As for the future of WTH Foods, Co says their next goal is to recreate seafood using plant proteins. They also aim to be one of the significant food players in the Philippines and potentially expand across Southeast Asia as well.
“We continue to pitch to chefs, presenting our products and hoping they would use it in their menus. Hopefully, [we will] also convince politicians and LGUs to maybe have a law na may 10% plant-based law–that every restaurant should have 10% of their menu as plant-based for a healthier nation,” Co shares.
“We are [want to be] kind of bullish with the demand kasi the Philippine population will just grow, and the demand for protein globally will just grow. And there is a need to look for alternative proteins especially with the dwindling seafood supply and overfishing. There is really nothing sustainable with how we eat at the moment.”
To Aspiring Startup Owners
Co is just one among the many aspiring startup business owners who managed to make his dreams into a reality, but there are some who do not get to see results at all. This is why Co has both warnings and advice to those who plan to pursue the same path.
“I have my doubts and there’s no assurance of success, so I think it’s a very big perspective or like personal awareness. Of course, number one, you have to have a very supportive partner who will allow you to work on your dreams and a startup. It’s not a stable source of income as well. Philippines startups also have it difficult in terms of funding. It takes more work to get Philippine startups funded compared to our neighboring countries like Malaysia, Thailand, Singapore. Tapos syempre in the Philippines, the startups that are more well funded are more on the digital tech, like e-commerce, fintech, logistics, so there’s really a lack of support for other kinds of startups, so we have to find our [own] way.”

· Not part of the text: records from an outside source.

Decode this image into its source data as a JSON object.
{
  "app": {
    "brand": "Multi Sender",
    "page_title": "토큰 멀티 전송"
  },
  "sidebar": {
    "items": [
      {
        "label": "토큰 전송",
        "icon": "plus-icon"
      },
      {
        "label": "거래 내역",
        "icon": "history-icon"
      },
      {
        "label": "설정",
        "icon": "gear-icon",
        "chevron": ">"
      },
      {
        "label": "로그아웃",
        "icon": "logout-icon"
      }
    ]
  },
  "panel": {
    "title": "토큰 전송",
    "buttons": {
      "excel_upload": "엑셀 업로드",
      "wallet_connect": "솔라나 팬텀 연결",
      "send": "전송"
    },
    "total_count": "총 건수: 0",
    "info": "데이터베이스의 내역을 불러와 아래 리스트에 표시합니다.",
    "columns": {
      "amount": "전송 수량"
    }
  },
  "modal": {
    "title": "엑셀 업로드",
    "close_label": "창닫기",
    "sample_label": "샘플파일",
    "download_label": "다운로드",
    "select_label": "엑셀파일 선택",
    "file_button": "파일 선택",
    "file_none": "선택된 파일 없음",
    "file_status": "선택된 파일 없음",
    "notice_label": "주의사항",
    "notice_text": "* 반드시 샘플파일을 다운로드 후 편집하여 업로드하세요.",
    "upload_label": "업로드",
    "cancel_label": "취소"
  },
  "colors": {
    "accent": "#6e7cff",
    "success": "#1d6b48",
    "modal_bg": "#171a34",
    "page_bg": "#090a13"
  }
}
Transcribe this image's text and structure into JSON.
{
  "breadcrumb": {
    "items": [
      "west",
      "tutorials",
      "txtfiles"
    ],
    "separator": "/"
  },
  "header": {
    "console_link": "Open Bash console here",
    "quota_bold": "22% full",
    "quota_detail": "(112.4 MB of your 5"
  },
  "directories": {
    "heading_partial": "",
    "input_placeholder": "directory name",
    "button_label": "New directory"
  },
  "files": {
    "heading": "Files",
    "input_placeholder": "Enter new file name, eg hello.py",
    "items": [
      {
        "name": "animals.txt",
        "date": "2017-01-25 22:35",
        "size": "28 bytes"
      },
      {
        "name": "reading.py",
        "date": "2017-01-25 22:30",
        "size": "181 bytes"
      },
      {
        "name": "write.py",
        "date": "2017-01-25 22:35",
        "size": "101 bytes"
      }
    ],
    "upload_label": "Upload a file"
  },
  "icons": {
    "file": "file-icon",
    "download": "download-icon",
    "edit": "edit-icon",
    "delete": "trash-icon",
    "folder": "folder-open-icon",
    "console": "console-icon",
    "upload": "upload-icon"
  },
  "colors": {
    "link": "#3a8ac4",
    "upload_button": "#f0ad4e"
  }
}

“It’s cliche, but you really have to understand why you’re doing it, because when you’re building a startup, it’s a lot of passion talaga. Where are you getting that passion? Is that passion high enough that it can trump a stable source of income? You can’t pay for groceries with passion diba? Also, you won’t see the result until maybe after 5 years of hardship before a startup stabilizes, so can you take that on?”
“[My] advice for startup founders or entrepreneurs [is: there are] so many people out there are willing to help, even for free, you just have to ask for it. Don’t be shy to ask for help. Talk to as many people as possible, of course not everyone will help, but there are a lot of very helpful people, not just in the Philippines, but abroad as well. Especially with the digital age, it’s not very difficult to meet these people, to network with them anywhere in the world, so make use of the digital tools available these days. It does make starting a startup easier. I mean, it’s still not easy, so you really have to think twice.”
“When I think about my ‘why,’ it’s because at the end of the day, it makes me ultimately happy. So I guess if you reach that point that it makes you happy and fulfilled, then go for it,” Co advises.
If you’re interested in trying the products that WTH Foods offers, you can visit their websites at wthfoods.ph and eatumani.com. They are also available on GrabFood and Foodpanda, but if you want to try them out at a physical store, you can also visit Umani Bistro at Greenhills Promenade or Nipa Brew Tap Room in Makati.
Original post by Regiena Siy